Welcome and enjoy the 42nd installment of my lectures on Tolkien and Lewis!
In his famous essay “On Fairy Stories” Tolkien insisted that fairy stories hold up a mirror of scorn and pity to man. This being so, I recall an evening some time ago when I spent a few tortured and tortuous hours in the presence of Gollum himself – not the literal Gollum, of course, which would have been a little scary, but the mirror of Gollum reflected in an old friend of mine.
Part five of my podcast series “Literature: What Every Catholic Should Know”, which is based upon my book of the same title. Visit EveryCatholic.org/Literature to learn more.
What have Picasso and Jackson Pollock in common with The Joker? More than you might think.
I’ve received an e-mail from requesting my views on Jean Raspail’s controversial novel, The Camp of the Saints. The text of the e-mail is below. My response follows.

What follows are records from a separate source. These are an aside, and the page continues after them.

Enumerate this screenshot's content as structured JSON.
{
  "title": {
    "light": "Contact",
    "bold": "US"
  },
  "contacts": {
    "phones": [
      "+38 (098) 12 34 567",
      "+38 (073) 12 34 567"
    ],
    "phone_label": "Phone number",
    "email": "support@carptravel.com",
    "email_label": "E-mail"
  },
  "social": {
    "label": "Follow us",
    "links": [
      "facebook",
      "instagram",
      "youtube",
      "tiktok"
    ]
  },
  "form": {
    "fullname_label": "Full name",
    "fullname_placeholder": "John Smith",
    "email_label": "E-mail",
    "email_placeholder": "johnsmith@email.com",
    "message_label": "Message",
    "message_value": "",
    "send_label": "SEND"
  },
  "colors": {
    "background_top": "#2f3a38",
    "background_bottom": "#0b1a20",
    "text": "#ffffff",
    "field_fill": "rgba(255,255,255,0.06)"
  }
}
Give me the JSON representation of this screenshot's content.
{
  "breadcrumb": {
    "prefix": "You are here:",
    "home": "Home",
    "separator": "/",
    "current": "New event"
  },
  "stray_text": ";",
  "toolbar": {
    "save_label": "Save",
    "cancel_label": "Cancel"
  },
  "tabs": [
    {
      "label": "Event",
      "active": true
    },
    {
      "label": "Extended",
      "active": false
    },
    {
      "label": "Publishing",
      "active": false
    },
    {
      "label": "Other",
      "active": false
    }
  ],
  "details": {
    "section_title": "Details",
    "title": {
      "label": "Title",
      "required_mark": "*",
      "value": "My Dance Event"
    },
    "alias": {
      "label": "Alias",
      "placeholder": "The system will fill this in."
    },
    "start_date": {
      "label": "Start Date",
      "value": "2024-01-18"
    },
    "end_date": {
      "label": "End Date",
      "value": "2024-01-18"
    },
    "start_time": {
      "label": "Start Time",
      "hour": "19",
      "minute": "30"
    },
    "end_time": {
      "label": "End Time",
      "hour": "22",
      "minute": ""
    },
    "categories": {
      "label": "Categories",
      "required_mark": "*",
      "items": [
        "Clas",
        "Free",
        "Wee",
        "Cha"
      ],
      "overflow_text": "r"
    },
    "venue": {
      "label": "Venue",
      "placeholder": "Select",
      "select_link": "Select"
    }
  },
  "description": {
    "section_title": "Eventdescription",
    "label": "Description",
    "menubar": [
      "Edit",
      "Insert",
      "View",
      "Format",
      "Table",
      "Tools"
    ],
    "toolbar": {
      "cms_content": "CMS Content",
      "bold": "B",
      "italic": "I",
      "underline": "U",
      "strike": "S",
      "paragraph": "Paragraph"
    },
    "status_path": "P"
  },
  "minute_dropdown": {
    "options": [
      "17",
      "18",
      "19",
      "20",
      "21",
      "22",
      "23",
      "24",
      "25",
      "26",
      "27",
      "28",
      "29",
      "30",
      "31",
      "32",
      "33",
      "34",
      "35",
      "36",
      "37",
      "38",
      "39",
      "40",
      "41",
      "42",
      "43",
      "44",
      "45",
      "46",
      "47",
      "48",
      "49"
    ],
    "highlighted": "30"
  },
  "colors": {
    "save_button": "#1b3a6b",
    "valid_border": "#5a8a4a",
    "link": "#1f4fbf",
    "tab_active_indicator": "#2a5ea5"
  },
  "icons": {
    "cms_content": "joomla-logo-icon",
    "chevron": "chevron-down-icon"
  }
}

I’ve been home for a week since the conclusion of my last period of travel, which included speaking at the Chesterton Conference in Kansas City and a week in Denver with the Augustine Institute, during which I headed to nearby Colorado Springs to speak to the local chapter of Legatus, the Catholic business owners’ organization.
Did it die? Can we hope for a resurrection? Is it sleeping? Are there signs of its awakening?
Is it possible to summarize the Catholic dimension of The Lord of the Rings in fewer than 600 words? You better believe it!
As the new school year begins, here are my thoughts on what constitutes a good education:
Welcome and enjoy the 41st installment of my lectures on Tolkien and Lewis!